## Stored items
■ ■ ■
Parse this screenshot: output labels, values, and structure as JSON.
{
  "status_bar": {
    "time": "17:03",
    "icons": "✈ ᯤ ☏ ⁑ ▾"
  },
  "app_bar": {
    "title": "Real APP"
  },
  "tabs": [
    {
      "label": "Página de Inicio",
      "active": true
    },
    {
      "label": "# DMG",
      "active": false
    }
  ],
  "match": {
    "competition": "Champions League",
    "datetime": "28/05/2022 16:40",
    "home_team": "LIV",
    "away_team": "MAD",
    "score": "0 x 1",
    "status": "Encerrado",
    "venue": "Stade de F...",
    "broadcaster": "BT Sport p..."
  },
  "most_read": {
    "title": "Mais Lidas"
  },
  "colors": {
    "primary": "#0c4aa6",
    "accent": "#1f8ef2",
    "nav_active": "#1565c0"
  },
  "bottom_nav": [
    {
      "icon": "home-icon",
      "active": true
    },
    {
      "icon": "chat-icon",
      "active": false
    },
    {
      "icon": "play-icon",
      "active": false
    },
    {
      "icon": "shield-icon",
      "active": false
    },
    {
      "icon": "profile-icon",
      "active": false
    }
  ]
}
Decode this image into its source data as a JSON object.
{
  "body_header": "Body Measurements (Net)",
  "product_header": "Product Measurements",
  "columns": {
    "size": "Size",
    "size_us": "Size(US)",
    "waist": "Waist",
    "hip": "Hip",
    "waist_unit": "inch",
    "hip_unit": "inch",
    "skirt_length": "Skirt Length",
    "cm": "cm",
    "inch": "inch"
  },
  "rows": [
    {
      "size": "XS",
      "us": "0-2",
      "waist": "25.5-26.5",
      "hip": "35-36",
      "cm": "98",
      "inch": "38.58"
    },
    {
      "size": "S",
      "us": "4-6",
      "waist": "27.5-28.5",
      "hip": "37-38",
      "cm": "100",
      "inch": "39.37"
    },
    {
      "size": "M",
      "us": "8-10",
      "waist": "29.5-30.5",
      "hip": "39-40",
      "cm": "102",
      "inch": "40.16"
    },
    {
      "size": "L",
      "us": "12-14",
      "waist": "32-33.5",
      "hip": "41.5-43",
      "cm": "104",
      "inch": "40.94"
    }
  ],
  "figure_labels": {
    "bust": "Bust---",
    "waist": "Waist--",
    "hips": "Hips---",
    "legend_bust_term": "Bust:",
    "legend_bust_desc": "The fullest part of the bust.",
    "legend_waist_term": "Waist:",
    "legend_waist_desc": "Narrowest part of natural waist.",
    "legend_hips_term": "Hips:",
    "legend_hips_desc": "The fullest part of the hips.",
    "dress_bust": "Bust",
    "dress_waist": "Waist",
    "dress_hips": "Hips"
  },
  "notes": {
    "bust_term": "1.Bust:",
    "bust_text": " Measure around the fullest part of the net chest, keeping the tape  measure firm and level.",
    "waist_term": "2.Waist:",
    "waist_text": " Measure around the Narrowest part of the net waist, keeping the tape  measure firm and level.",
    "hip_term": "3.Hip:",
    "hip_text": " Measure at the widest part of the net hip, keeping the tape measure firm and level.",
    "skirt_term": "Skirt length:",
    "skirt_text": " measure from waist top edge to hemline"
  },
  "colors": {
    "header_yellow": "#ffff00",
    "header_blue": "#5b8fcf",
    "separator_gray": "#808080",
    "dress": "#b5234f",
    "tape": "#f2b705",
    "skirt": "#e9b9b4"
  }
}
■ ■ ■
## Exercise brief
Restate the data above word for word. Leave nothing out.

## Exercise answer
Parse this screenshot: output labels, values, and structure as JSON.
{
  "status_bar": {
    "time": "17:03",
    "icons": "✈ ᯤ ☏ ⁑ ▾"
  },
  "app_bar": {
    "title": "Real APP"
  },
  "tabs": [
    {
      "label": "Página de Inicio",
      "active": true
    },
    {
      "label": "# DMG",
      "active": false
    }
  ],
  "match": {
    "competition": "Champions League",
    "datetime": "28/05/2022 16:40",
    "home_team": "LIV",
    "away_team": "MAD",
    "score": "0 x 1",
    "status": "Encerrado",
    "venue": "Stade de F...",
    "broadcaster": "BT Sport p..."
  },
  "most_read": {
    "title": "Mais Lidas"
  },
  "colors": {
    "primary": "#0c4aa6",
    "accent": "#1f8ef2",
    "nav_active": "#1565c0"
  },
  "bottom_nav": [
    {
      "icon": "home-icon",
      "active": true
    },
    {
      "icon": "chat-icon",
      "active": false
    },
    {
      "icon": "play-icon",
      "active": false
    },
    {
      "icon": "shield-icon",
      "active": false
    },
    {
      "icon": "profile-icon",
      "active": false
    }
  ]
}
Decode this image into its source data as a JSON object.
{
  "body_header": "Body Measurements (Net)",
  "product_header": "Product Measurements",
  "columns": {
    "size": "Size",
    "size_us": "Size(US)",
    "waist": "Waist",
    "hip": "Hip",
    "waist_unit": "inch",
    "hip_unit": "inch",
    "skirt_length": "Skirt Length",
    "cm": "cm",
    "inch": "inch"
  },
  "rows": [
    {
      "size": "XS",
      "us": "0-2",
      "waist": "25.5-26.5",
      "hip": "35-36",
      "cm": "98",
      "inch": "38.58"
    },
    {
      "size": "S",
      "us": "4-6",
      "waist": "27.5-28.5",
      "hip": "37-38",
      "cm": "100",
      "inch": "39.37"
    },
    {
      "size": "M",
      "us": "8-10",
      "waist": "29.5-30.5",
      "hip": "39-40",
      "cm": "102",
      "inch": "40.16"
    },
    {
      "size": "L",
      "us": "12-14",
      "waist": "32-33.5",
      "hip": "41.5-43",
      "cm": "104",
      "inch": "40.94"
    }
  ],
  "figure_labels": {
    "bust": "Bust---",
    "waist": "Waist--",
    "hips": "Hips---",
    "legend_bust_term": "Bust:",
    "legend_bust_desc": "The fullest part of the bust.",
    "legend_waist_term": "Waist:",
    "legend_waist_desc": "Narrowest part of natural waist.",
    "legend_hips_term": "Hips:",
    "legend_hips_desc": "The fullest part of the hips.",
    "dress_bust": "Bust",
    "dress_waist": "Waist",
    "dress_hips": "Hips"
  },
  "notes": {
    "bust_term": "1.Bust:",
    "bust_text": " Measure around the fullest part of the net chest, keeping the tape  measure firm and level.",
    "waist_term": "2.Waist:",
    "waist_text": " Measure around the Narrowest part of the net waist, keeping the tape  measure firm and level.",
    "hip_term": "3.Hip:",
    "hip_text": " Measure at the widest part of the net hip, keeping the tape measure firm and level.",
    "skirt_term": "Skirt length:",
    "skirt_text": " measure from waist top edge to hemline"
  },
  "colors": {
    "header_yellow": "#ffff00",
    "header_blue": "#5b8fcf",
    "separator_gray": "#808080",
    "dress": "#b5234f",
    "tape": "#f2b705",
    "skirt": "#e9b9b4"
  }
}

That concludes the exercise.